In what ways do the quilts hold different meanings for Dee and for Maggie in "Everyday Use" by Alice Walker?
The quilts hold different meanings for Maggie and Dee because heritage means different things to Maggie and Dee. For Maggie, heritage is something living, something that exists in the present: Maggie and Mama routinely use various items that were handmade by family members living or dead. Heritage is about remembering the grandparents and aunts and uncles that have passed on, who have stories to keep passing down. It isn't tied up in keeping things nice, or putting them on a shelf; it's about using the benches and the dasher and the quilts, even if that means they wear out and fall apart (because those people made those things to be used).

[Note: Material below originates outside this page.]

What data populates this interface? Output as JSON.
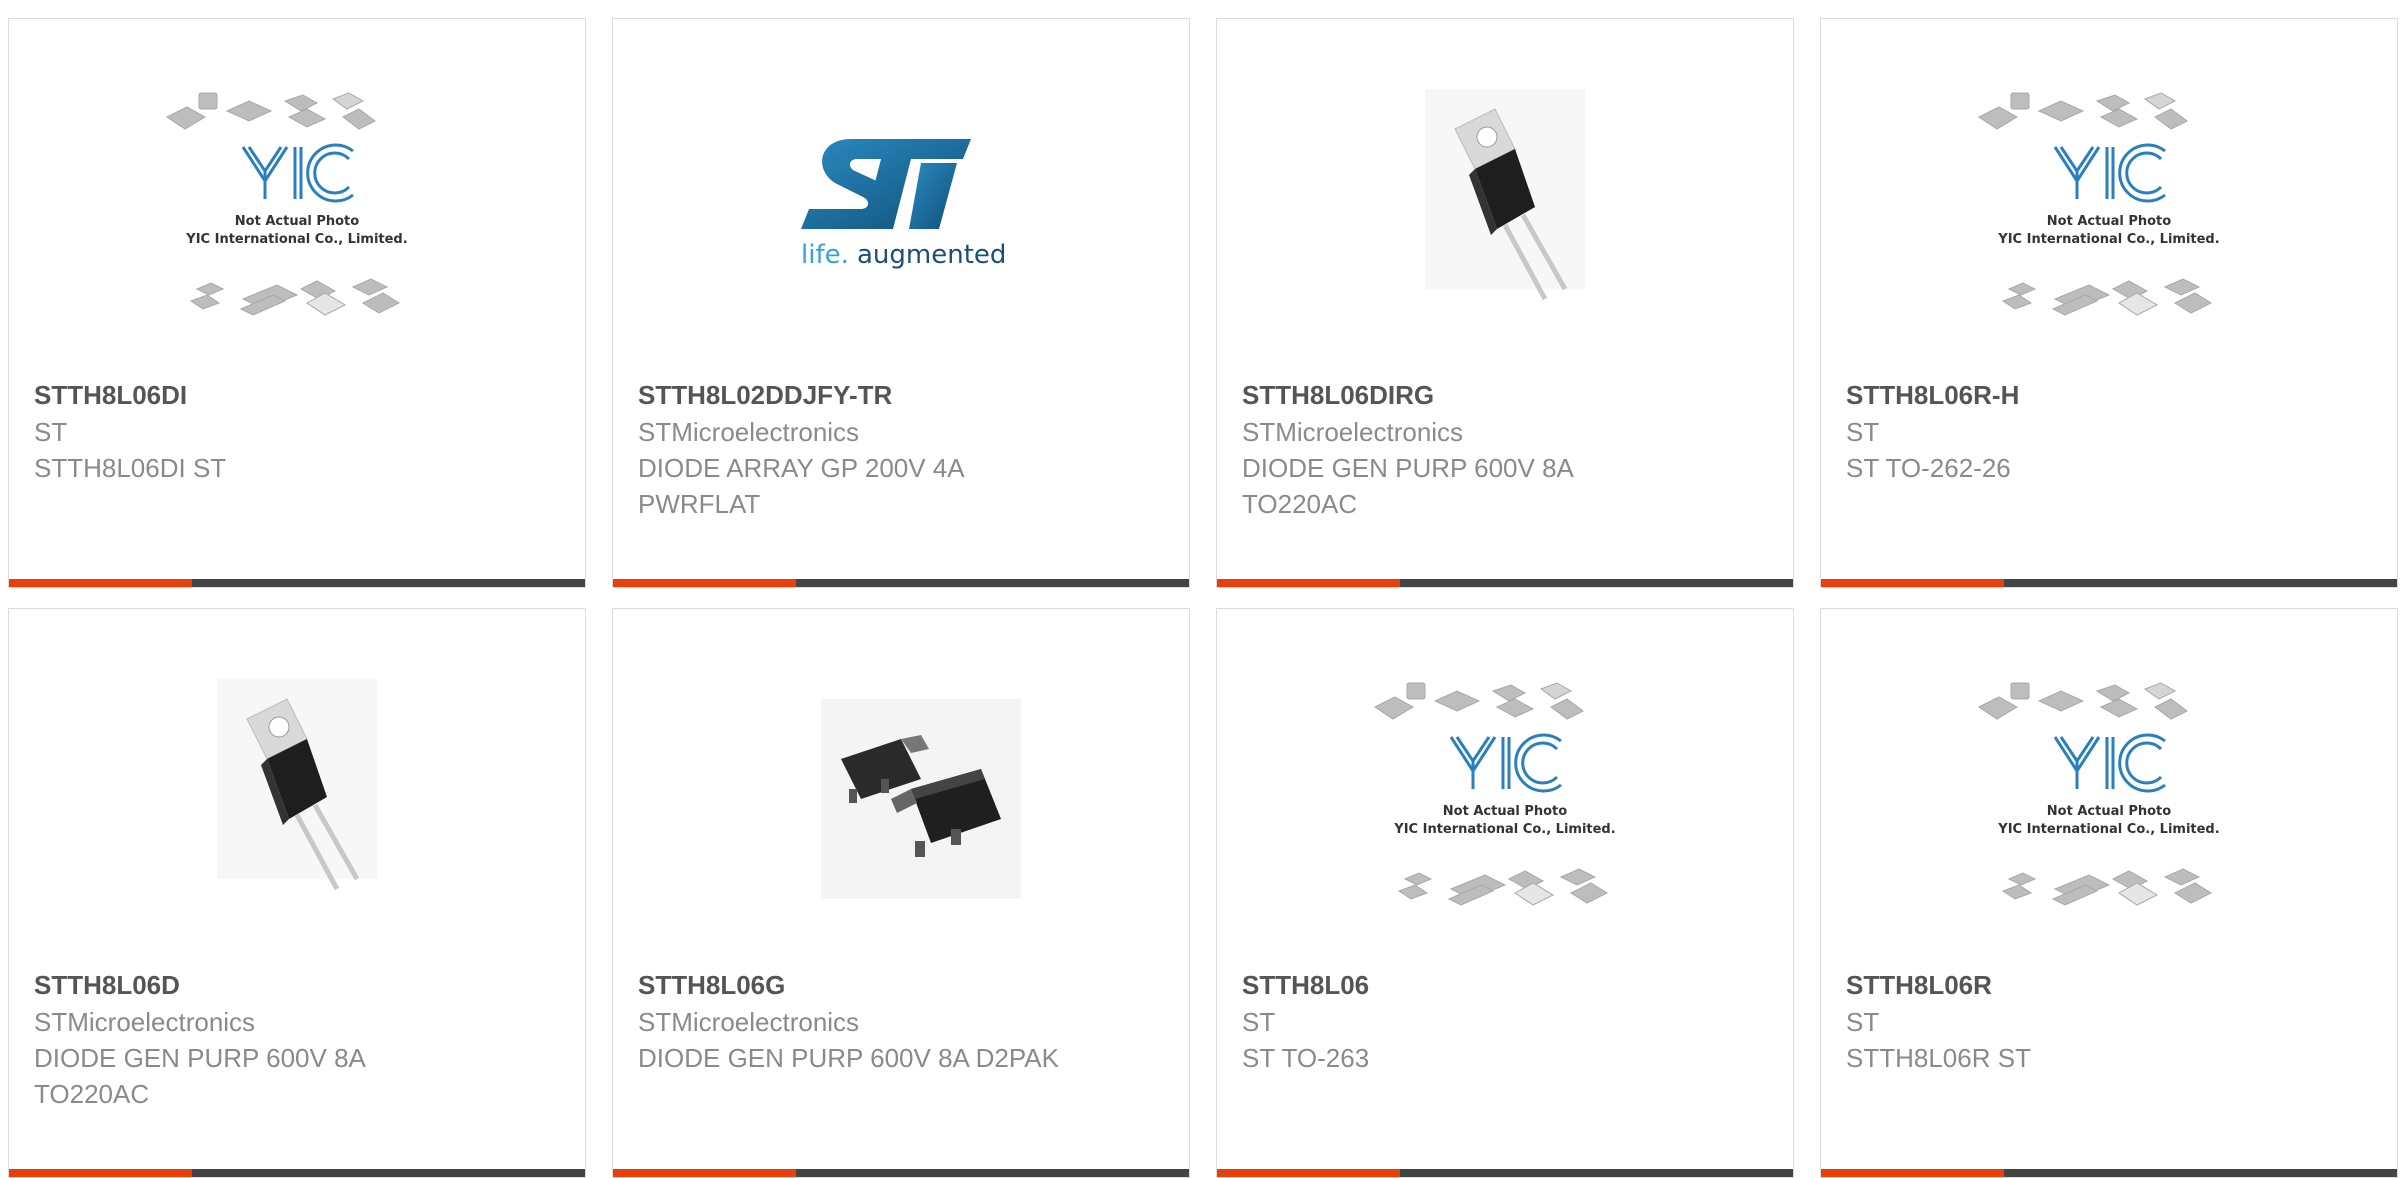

For Dee, heritage is about preserving things, not using them. Heritage is something past for her, and she wants to acquire the quilts so that she can hang them on the wall. She isn't connected to her heritage at all; she doesn't know the stories, and she doesn't care to. The quilts seem to be something to show off, to hang up, not to enjoy or to use. They represent Maggie's connection to her heritage and her family, and they represent Dee's alienation from them.